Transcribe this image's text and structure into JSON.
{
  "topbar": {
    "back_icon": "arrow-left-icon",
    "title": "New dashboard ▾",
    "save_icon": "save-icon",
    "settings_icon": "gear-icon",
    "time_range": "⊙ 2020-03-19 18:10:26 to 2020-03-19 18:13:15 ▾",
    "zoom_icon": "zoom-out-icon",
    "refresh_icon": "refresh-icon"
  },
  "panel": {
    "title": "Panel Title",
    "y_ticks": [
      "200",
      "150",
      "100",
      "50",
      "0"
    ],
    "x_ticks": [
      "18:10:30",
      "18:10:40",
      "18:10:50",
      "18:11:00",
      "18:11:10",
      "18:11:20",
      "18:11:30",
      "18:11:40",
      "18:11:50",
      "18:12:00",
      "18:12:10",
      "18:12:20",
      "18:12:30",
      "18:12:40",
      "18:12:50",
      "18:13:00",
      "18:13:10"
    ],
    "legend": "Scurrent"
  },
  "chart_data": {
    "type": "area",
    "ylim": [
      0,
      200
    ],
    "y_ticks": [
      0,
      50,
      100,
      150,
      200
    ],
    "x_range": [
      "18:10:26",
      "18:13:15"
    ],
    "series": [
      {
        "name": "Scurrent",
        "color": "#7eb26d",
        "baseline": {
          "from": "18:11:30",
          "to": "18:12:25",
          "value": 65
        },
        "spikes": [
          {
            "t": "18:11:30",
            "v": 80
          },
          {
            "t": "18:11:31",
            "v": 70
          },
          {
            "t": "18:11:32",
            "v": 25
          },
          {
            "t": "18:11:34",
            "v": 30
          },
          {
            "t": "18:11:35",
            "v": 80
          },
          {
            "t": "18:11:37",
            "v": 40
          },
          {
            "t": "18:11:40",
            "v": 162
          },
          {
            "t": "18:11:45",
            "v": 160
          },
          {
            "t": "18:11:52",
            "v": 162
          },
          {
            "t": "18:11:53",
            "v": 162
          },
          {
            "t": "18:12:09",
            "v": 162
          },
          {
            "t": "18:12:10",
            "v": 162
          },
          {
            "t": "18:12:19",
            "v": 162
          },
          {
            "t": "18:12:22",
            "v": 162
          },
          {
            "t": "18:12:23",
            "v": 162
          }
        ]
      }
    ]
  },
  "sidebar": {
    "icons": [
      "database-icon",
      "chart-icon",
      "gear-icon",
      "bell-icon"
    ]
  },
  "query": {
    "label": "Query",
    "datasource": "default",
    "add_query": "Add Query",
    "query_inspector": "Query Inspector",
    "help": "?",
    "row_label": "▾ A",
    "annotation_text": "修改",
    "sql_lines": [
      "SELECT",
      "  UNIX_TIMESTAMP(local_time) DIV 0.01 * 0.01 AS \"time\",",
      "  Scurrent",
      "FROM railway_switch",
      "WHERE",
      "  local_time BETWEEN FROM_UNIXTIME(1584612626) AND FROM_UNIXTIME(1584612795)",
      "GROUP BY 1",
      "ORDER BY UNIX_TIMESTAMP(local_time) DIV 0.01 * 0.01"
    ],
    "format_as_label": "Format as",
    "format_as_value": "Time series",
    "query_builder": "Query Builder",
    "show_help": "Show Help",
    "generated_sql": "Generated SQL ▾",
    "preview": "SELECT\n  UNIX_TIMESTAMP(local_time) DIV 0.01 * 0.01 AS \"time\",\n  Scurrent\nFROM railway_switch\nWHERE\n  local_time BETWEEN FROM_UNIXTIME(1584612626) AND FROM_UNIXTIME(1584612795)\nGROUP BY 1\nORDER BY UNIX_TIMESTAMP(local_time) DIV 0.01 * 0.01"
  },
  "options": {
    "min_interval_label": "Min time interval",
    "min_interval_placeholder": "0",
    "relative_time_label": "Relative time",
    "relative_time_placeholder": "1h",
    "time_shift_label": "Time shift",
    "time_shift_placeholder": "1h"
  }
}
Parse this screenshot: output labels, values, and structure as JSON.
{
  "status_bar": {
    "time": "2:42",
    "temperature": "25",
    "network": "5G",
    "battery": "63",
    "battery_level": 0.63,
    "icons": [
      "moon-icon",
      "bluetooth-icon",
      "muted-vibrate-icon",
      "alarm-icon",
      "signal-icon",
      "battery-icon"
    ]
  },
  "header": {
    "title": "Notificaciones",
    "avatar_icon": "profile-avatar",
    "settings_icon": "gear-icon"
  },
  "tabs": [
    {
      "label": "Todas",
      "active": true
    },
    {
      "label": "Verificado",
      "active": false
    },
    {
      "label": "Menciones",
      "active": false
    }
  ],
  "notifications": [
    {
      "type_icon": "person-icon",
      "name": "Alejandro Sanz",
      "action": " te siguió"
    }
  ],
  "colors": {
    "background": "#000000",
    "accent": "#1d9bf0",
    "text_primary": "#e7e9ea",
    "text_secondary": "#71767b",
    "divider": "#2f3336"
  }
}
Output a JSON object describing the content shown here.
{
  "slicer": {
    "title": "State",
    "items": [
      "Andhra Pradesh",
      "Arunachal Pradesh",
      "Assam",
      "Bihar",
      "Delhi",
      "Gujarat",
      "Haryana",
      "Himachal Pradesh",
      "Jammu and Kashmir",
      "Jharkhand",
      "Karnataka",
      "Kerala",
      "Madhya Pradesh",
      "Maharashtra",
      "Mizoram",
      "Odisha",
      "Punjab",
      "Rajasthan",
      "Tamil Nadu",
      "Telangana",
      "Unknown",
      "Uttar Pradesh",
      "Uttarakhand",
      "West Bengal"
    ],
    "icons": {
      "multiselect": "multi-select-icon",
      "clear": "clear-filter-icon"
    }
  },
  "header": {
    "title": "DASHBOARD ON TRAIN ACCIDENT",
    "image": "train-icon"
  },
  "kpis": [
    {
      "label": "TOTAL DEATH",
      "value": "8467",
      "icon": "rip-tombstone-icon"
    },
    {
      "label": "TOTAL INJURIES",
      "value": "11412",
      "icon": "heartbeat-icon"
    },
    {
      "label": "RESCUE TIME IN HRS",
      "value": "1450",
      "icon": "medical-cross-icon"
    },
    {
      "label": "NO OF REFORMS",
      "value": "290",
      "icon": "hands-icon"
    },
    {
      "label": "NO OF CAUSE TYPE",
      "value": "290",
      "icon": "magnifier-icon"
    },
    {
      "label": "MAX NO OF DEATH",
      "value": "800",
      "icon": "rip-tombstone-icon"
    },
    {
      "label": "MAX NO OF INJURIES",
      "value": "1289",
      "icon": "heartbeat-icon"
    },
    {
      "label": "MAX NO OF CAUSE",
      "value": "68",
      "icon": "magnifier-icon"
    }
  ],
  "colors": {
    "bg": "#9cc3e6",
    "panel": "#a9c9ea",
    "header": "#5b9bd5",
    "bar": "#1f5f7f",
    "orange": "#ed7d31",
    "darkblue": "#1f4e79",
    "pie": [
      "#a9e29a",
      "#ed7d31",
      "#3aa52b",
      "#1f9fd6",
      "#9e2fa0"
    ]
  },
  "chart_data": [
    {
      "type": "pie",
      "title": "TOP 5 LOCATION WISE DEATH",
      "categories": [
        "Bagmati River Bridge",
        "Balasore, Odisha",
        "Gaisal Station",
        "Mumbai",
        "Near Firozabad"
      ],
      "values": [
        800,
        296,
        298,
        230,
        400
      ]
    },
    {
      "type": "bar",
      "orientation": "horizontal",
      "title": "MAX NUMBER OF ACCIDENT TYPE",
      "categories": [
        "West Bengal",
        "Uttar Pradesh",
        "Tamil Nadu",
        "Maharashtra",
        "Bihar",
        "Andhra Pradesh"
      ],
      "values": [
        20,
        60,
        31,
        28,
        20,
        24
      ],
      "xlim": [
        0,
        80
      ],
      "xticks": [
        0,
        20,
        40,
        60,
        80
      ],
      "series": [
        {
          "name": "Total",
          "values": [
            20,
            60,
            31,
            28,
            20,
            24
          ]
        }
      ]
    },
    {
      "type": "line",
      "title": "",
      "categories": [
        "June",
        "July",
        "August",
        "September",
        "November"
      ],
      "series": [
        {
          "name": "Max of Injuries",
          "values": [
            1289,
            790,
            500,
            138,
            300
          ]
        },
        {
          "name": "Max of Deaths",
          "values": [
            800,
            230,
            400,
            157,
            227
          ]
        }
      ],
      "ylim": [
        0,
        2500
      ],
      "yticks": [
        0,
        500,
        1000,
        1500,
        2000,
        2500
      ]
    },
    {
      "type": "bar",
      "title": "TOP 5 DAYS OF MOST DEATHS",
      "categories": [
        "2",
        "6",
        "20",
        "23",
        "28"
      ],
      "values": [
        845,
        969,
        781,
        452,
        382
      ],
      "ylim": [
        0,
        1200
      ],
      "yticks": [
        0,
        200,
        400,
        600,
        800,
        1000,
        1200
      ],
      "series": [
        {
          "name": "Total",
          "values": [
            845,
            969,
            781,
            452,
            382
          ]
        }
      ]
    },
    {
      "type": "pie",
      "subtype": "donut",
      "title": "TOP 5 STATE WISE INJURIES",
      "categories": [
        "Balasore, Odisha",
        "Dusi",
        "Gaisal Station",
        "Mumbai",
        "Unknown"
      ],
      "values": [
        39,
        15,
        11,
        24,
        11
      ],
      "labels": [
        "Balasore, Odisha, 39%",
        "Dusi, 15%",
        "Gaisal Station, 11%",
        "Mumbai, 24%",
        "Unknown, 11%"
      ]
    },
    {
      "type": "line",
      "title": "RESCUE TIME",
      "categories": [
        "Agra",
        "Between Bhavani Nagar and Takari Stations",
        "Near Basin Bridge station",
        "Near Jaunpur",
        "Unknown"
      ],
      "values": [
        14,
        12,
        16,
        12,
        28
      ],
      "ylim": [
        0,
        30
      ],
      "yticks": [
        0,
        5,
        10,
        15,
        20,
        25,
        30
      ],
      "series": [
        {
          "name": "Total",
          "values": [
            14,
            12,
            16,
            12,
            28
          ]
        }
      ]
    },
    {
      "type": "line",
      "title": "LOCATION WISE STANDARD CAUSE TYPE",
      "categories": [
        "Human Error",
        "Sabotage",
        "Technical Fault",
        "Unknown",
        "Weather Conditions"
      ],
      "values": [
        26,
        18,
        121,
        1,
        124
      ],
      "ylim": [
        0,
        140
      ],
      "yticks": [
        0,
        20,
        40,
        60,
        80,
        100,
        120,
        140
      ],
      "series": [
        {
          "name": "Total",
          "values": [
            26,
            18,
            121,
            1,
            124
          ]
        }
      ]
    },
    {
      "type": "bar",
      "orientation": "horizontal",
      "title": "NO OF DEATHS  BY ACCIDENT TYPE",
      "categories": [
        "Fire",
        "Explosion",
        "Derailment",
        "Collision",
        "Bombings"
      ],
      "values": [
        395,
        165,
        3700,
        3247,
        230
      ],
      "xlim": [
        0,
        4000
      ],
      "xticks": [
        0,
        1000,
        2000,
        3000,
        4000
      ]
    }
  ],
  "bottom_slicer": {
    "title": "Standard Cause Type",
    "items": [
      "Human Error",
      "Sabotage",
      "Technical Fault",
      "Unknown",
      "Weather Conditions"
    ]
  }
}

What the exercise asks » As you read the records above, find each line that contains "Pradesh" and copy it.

Response to the task »
      "Andhra Pradesh",
      "Arunachal Pradesh",
      "Himachal Pradesh",
      "Madhya Pradesh",
      "Uttar Pradesh",
        "Uttar Pradesh",
        "Andhra Pradesh"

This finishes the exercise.